_Exercise aim_. Give back the full data, unchanged and complete.

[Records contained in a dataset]
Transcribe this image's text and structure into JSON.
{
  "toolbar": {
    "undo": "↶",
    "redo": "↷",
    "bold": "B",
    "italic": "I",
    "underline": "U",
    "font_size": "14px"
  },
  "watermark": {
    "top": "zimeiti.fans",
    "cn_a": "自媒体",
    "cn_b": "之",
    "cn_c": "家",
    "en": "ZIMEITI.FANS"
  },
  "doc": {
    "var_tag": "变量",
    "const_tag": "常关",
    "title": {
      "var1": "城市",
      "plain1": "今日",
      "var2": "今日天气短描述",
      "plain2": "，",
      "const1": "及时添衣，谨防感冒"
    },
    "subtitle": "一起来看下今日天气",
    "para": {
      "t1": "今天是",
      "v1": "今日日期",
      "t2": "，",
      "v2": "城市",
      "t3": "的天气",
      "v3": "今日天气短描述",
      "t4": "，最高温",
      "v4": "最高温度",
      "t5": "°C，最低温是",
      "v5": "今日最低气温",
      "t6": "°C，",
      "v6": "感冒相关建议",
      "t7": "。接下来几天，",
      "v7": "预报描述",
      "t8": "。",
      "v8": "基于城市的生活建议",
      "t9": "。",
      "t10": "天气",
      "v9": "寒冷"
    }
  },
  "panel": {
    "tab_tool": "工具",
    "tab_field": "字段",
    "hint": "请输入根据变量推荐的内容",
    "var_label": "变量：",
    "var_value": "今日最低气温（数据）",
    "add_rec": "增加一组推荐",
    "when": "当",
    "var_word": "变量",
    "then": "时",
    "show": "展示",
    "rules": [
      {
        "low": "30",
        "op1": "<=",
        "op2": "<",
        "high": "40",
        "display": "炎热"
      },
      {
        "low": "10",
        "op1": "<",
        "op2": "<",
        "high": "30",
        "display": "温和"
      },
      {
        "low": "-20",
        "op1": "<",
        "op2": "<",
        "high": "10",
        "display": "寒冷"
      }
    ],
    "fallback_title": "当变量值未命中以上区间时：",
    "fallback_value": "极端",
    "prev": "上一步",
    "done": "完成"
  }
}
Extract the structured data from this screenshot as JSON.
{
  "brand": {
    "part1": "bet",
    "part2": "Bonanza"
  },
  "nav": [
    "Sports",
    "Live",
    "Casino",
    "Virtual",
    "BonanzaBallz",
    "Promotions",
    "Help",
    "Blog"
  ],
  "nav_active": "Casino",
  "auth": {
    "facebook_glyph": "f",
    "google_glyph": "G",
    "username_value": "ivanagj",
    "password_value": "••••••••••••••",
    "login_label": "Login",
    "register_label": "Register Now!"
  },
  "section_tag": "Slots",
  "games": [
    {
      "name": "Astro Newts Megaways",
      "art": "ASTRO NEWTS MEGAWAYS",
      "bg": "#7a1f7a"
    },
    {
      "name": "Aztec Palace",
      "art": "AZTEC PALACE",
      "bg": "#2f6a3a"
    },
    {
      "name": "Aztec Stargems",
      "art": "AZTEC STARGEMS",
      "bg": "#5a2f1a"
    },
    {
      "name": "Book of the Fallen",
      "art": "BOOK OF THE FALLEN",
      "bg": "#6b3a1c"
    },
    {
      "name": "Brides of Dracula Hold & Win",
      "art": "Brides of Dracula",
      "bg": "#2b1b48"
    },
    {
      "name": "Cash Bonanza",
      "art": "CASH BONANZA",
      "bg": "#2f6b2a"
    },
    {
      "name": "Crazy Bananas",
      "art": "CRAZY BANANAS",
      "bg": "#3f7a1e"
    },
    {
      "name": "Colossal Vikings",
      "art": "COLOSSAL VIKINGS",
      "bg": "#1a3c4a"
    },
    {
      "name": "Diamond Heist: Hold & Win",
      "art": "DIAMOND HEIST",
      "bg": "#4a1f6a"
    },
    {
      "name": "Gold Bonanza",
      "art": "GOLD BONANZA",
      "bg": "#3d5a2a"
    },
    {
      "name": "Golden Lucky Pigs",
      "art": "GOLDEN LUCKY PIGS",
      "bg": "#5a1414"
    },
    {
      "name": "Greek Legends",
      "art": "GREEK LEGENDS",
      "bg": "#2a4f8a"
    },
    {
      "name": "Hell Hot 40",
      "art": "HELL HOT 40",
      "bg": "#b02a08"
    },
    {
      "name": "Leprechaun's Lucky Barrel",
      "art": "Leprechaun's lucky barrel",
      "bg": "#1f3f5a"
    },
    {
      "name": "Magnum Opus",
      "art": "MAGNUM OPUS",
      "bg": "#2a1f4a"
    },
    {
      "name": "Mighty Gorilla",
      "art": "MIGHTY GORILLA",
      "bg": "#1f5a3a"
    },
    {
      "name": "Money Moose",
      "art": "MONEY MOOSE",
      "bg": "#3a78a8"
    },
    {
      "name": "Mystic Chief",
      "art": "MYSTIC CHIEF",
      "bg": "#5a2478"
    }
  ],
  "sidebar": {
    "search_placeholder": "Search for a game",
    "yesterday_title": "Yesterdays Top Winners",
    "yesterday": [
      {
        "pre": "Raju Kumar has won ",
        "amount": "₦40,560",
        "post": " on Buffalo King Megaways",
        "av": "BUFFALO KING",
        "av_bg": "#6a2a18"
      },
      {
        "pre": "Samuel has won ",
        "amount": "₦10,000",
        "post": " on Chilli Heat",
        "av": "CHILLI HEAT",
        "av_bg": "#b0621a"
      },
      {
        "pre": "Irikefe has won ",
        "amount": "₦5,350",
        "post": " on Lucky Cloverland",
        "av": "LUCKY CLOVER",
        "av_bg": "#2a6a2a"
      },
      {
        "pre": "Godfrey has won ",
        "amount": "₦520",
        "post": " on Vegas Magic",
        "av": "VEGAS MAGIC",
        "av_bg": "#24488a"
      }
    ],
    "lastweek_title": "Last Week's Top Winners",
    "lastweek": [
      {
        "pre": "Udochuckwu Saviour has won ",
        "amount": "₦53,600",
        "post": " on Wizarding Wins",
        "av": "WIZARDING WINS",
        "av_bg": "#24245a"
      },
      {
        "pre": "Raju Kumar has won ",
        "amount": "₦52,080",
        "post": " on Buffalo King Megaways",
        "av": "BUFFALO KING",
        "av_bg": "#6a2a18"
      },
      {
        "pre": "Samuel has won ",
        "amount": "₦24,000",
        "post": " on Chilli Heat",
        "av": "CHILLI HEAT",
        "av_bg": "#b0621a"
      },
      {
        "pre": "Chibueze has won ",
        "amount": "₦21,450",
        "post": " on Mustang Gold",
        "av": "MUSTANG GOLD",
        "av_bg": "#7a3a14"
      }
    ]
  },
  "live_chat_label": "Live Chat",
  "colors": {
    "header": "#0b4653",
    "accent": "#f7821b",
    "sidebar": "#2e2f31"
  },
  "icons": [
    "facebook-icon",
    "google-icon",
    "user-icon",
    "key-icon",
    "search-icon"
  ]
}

_Response area_.
Transcribe this image's text and structure into JSON.
{
  "toolbar": {
    "undo": "↶",
    "redo": "↷",
    "bold": "B",
    "italic": "I",
    "underline": "U",
    "font_size": "14px"
  },
  "watermark": {
    "top": "zimeiti.fans",
    "cn_a": "自媒体",
    "cn_b": "之",
    "cn_c": "家",
    "en": "ZIMEITI.FANS"
  },
  "doc": {
    "var_tag": "变量",
    "const_tag": "常关",
    "title": {
      "var1": "城市",
      "plain1": "今日",
      "var2": "今日天气短描述",
      "plain2": "，",
      "const1": "及时添衣，谨防感冒"
    },
    "subtitle": "一起来看下今日天气",
    "para": {
      "t1": "今天是",
      "v1": "今日日期",
      "t2": "，",
      "v2": "城市",
      "t3": "的天气",
      "v3": "今日天气短描述",
      "t4": "，最高温",
      "v4": "最高温度",
      "t5": "°C，最低温是",
      "v5": "今日最低气温",
      "t6": "°C，",
      "v6": "感冒相关建议",
      "t7": "。接下来几天，",
      "v7": "预报描述",
      "t8": "。",
      "v8": "基于城市的生活建议",
      "t9": "。",
      "t10": "天气",
      "v9": "寒冷"
    }
  },
  "panel": {
    "tab_tool": "工具",
    "tab_field": "字段",
    "hint": "请输入根据变量推荐的内容",
    "var_label": "变量：",
    "var_value": "今日最低气温（数据）",
    "add_rec": "增加一组推荐",
    "when": "当",
    "var_word": "变量",
    "then": "时",
    "show": "展示",
    "rules": [
      {
        "low": "30",
        "op1": "<=",
        "op2": "<",
        "high": "40",
        "display": "炎热"
      },
      {
        "low": "10",
        "op1": "<",
        "op2": "<",
        "high": "30",
        "display": "温和"
      },
      {
        "low": "-20",
        "op1": "<",
        "op2": "<",
        "high": "10",
        "display": "寒冷"
      }
    ],
    "fallback_title": "当变量值未命中以上区间时：",
    "fallback_value": "极端",
    "prev": "上一步",
    "done": "完成"
  }
}
Extract the structured data from this screenshot as JSON.
{
  "brand": {
    "part1": "bet",
    "part2": "Bonanza"
  },
  "nav": [
    "Sports",
    "Live",
    "Casino",
    "Virtual",
    "BonanzaBallz",
    "Promotions",
    "Help",
    "Blog"
  ],
  "nav_active": "Casino",
  "auth": {
    "facebook_glyph": "f",
    "google_glyph": "G",
    "username_value": "ivanagj",
    "password_value": "••••••••••••••",
    "login_label": "Login",
    "register_label": "Register Now!"
  },
  "section_tag": "Slots",
  "games": [
    {
      "name": "Astro Newts Megaways",
      "art": "ASTRO NEWTS MEGAWAYS",
      "bg": "#7a1f7a"
    },
    {
      "name": "Aztec Palace",
      "art": "AZTEC PALACE",
      "bg": "#2f6a3a"
    },
    {
      "name": "Aztec Stargems",
      "art": "AZTEC STARGEMS",
      "bg": "#5a2f1a"
    },
    {
      "name": "Book of the Fallen",
      "art": "BOOK OF THE FALLEN",
      "bg": "#6b3a1c"
    },
    {
      "name": "Brides of Dracula Hold & Win",
      "art": "Brides of Dracula",
      "bg": "#2b1b48"
    },
    {
      "name": "Cash Bonanza",
      "art": "CASH BONANZA",
      "bg": "#2f6b2a"
    },
    {
      "name": "Crazy Bananas",
      "art": "CRAZY BANANAS",
      "bg": "#3f7a1e"
    },
    {
      "name": "Colossal Vikings",
      "art": "COLOSSAL VIKINGS",
      "bg": "#1a3c4a"
    },
    {
      "name": "Diamond Heist: Hold & Win",
      "art": "DIAMOND HEIST",
      "bg": "#4a1f6a"
    },
    {
      "name": "Gold Bonanza",
      "art": "GOLD BONANZA",
      "bg": "#3d5a2a"
    },
    {
      "name": "Golden Lucky Pigs",
      "art": "GOLDEN LUCKY PIGS",
      "bg": "#5a1414"
    },
    {
      "name": "Greek Legends",
      "art": "GREEK LEGENDS",
      "bg": "#2a4f8a"
    },
    {
      "name": "Hell Hot 40",
      "art": "HELL HOT 40",
      "bg": "#b02a08"
    },
    {
      "name": "Leprechaun's Lucky Barrel",
      "art": "Leprechaun's lucky barrel",
      "bg": "#1f3f5a"
    },
    {
      "name": "Magnum Opus",
      "art": "MAGNUM OPUS",
      "bg": "#2a1f4a"
    },
    {
      "name": "Mighty Gorilla",
      "art": "MIGHTY GORILLA",
      "bg": "#1f5a3a"
    },
    {
      "name": "Money Moose",
      "art": "MONEY MOOSE",
      "bg": "#3a78a8"
    },
    {
      "name": "Mystic Chief",
      "art": "MYSTIC CHIEF",
      "bg": "#5a2478"
    }
  ],
  "sidebar": {
    "search_placeholder": "Search for a game",
    "yesterday_title": "Yesterdays Top Winners",
    "yesterday": [
      {
        "pre": "Raju Kumar has won ",
        "amount": "₦40,560",
        "post": " on Buffalo King Megaways",
        "av": "BUFFALO KING",
        "av_bg": "#6a2a18"
      },
      {
        "pre": "Samuel has won ",
        "amount": "₦10,000",
        "post": " on Chilli Heat",
        "av": "CHILLI HEAT",
        "av_bg": "#b0621a"
      },
      {
        "pre": "Irikefe has won ",
        "amount": "₦5,350",
        "post": " on Lucky Cloverland",
        "av": "LUCKY CLOVER",
        "av_bg": "#2a6a2a"
      },
      {
        "pre": "Godfrey has won ",
        "amount": "₦520",
        "post": " on Vegas Magic",
        "av": "VEGAS MAGIC",
        "av_bg": "#24488a"
      }
    ],
    "lastweek_title": "Last Week's Top Winners",
    "lastweek": [
      {
        "pre": "Udochuckwu Saviour has won ",
        "amount": "₦53,600",
        "post": " on Wizarding Wins",
        "av": "WIZARDING WINS",
        "av_bg": "#24245a"
      },
      {
        "pre": "Raju Kumar has won ",
        "amount": "₦52,080",
        "post": " on Buffalo King Megaways",
        "av": "BUFFALO KING",
        "av_bg": "#6a2a18"
      },
      {
        "pre": "Samuel has won ",
        "amount": "₦24,000",
        "post": " on Chilli Heat",
        "av": "CHILLI HEAT",
        "av_bg": "#b0621a"
      },
      {
        "pre": "Chibueze has won ",
        "amount": "₦21,450",
        "post": " on Mustang Gold",
        "av": "MUSTANG GOLD",
        "av_bg": "#7a3a14"
      }
    ]
  },
  "live_chat_label": "Live Chat",
  "colors": {
    "header": "#0b4653",
    "accent": "#f7821b",
    "sidebar": "#2e2f31"
  },
  "icons": [
    "facebook-icon",
    "google-icon",
    "user-icon",
    "key-icon",
    "search-icon"
  ]
}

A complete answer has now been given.